• _TASK REQUIREMENTS_
Scan the entries and state how many lines contain "title". Write no other text.

---------- MATERIAL FOR THE TASK ----------

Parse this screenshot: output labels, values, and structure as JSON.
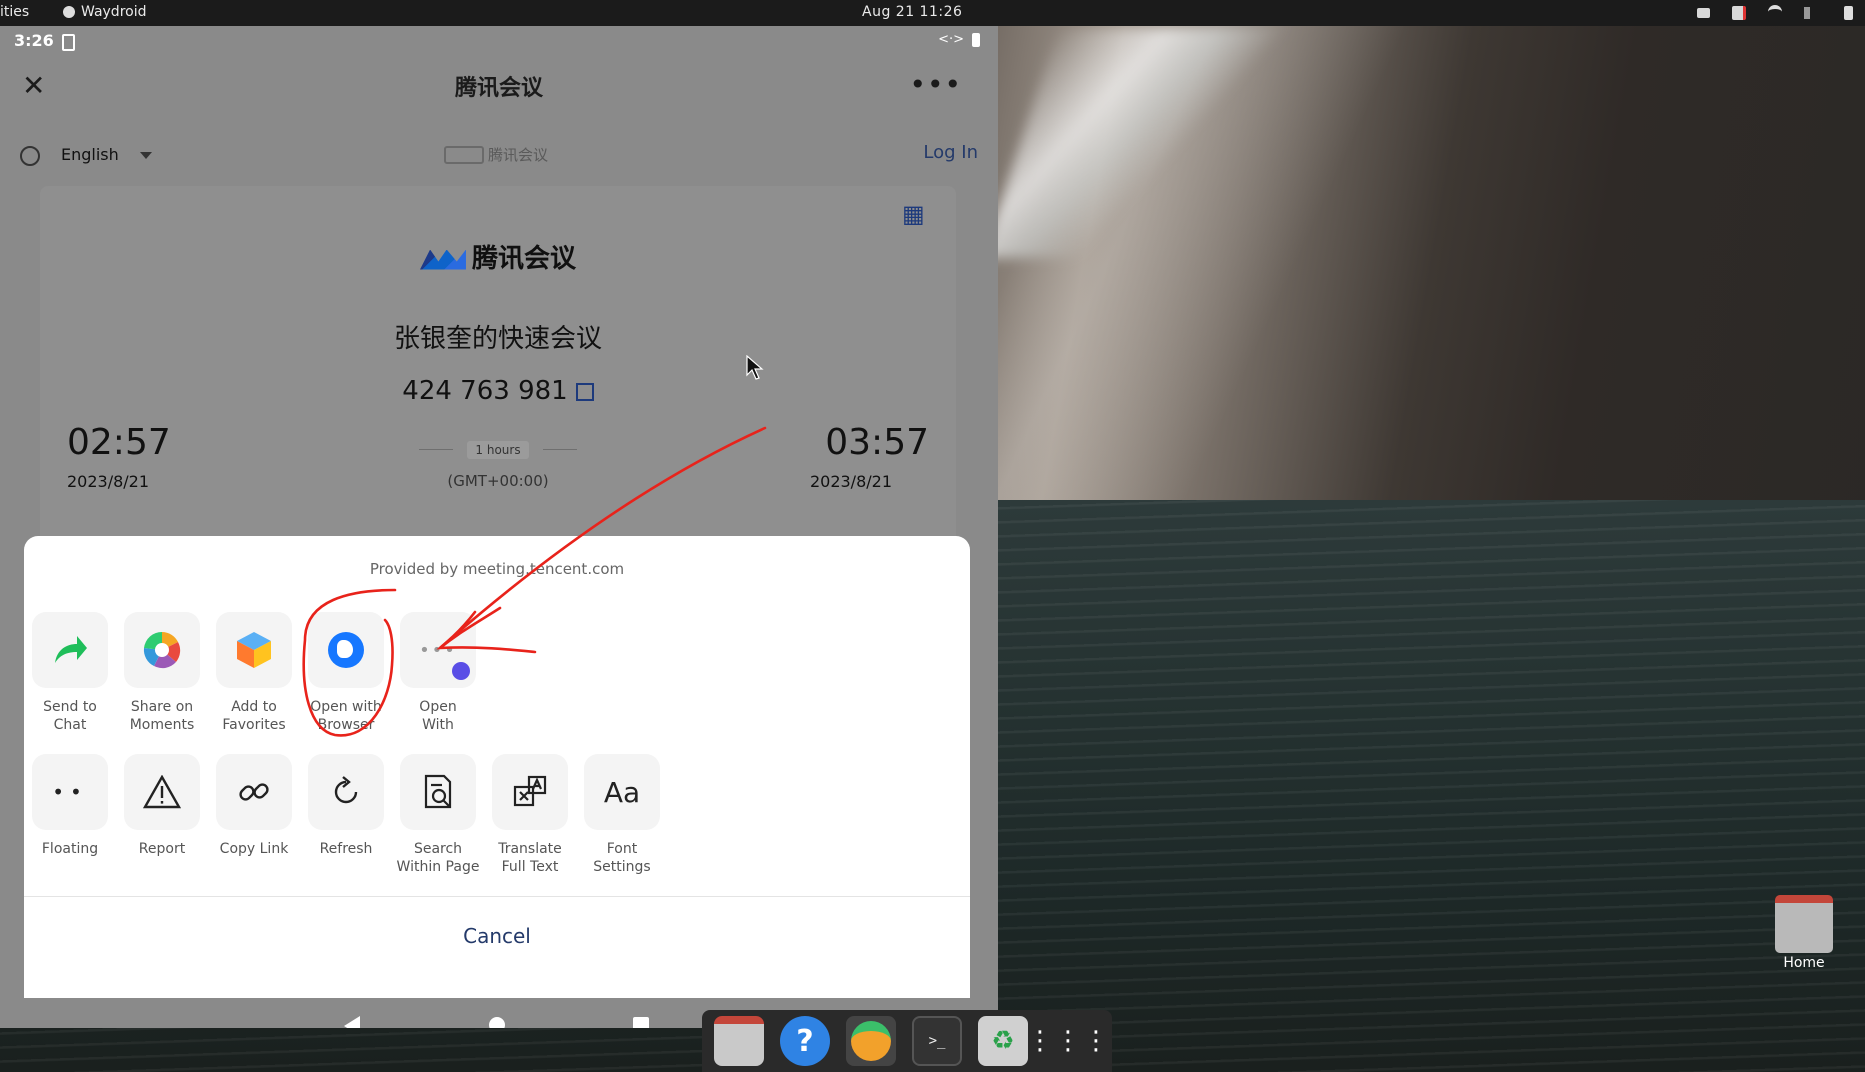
{
  "topbar": {
    "activities": "ities",
    "app_name": "Waydroid",
    "clock": "Aug 21  11:26"
  },
  "android_status": {
    "time": "3:26"
  },
  "webview": {
    "title": "腾讯会议",
    "language": "English",
    "brand_small": "腾讯会议",
    "login": "Log In"
  },
  "meeting": {
    "brand": "腾讯会议",
    "title": "张银奎的快速会议",
    "id": "424 763 981",
    "start_time": "02:57",
    "start_date": "2023/8/21",
    "end_time": "03:57",
    "end_date": "2023/8/21",
    "duration": "1 hours",
    "timezone": "(GMT+00:00)"
  },
  "sheet": {
    "provided_by": "Provided by meeting.tencent.com",
    "row1": [
      {
        "label1": "Send to",
        "label2": "Chat"
      },
      {
        "label1": "Share on",
        "label2": "Moments"
      },
      {
        "label1": "Add to",
        "label2": "Favorites"
      },
      {
        "label1": "Open with",
        "label2": "Browser"
      },
      {
        "label1": "Open",
        "label2": "With"
      }
    ],
    "row2": [
      {
        "label1": "Floating",
        "label2": ""
      },
      {
        "label1": "Report",
        "label2": ""
      },
      {
        "label1": "Copy Link",
        "label2": ""
      },
      {
        "label1": "Refresh",
        "label2": ""
      },
      {
        "label1": "Search",
        "label2": "Within Page"
      },
      {
        "label1": "Translate",
        "label2": "Full Text"
      },
      {
        "label1": "Font",
        "label2": "Settings"
      }
    ],
    "font_icon_text": "Aa",
    "cancel": "Cancel"
  },
  "desktop": {
    "home_label": "Home"
  },
  "colors": {
    "accent": "#243a6a",
    "annotation": "#e8231b",
    "globe_blue": "#1677ff"
  }
}
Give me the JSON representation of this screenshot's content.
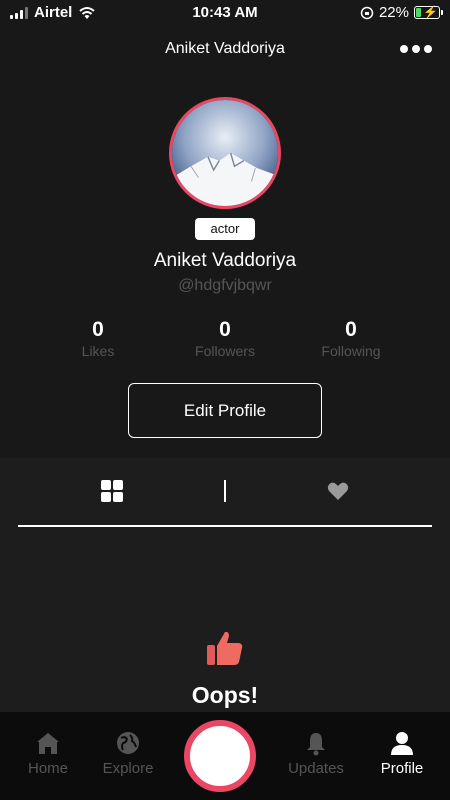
{
  "status_bar": {
    "carrier": "Airtel",
    "time": "10:43 AM",
    "battery": "22%",
    "battery_level": 0.22
  },
  "header": {
    "title": "Aniket Vaddoriya"
  },
  "profile": {
    "role": "actor",
    "name": "Aniket Vaddoriya",
    "handle": "@hdgfvjbqwr",
    "stats": [
      {
        "value": "0",
        "label": "Likes"
      },
      {
        "value": "0",
        "label": "Followers"
      },
      {
        "value": "0",
        "label": "Following"
      }
    ],
    "edit_label": "Edit Profile"
  },
  "tabs": [
    {
      "icon": "grid-icon",
      "active": true
    },
    {
      "icon": "heart-icon",
      "active": false
    }
  ],
  "empty_state": {
    "icon": "thumbs-up-icon",
    "title": "Oops!"
  },
  "bottom_nav": {
    "items": [
      {
        "label": "Home",
        "icon": "home-icon"
      },
      {
        "label": "Explore",
        "icon": "globe-icon"
      },
      {
        "label": "Updates",
        "icon": "bell-icon"
      },
      {
        "label": "Profile",
        "icon": "user-icon"
      }
    ],
    "active": "Profile"
  },
  "colors": {
    "accent": "#e94763",
    "background": "#181818",
    "muted": "#555555"
  }
}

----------

• _ANSWER SPACE_
4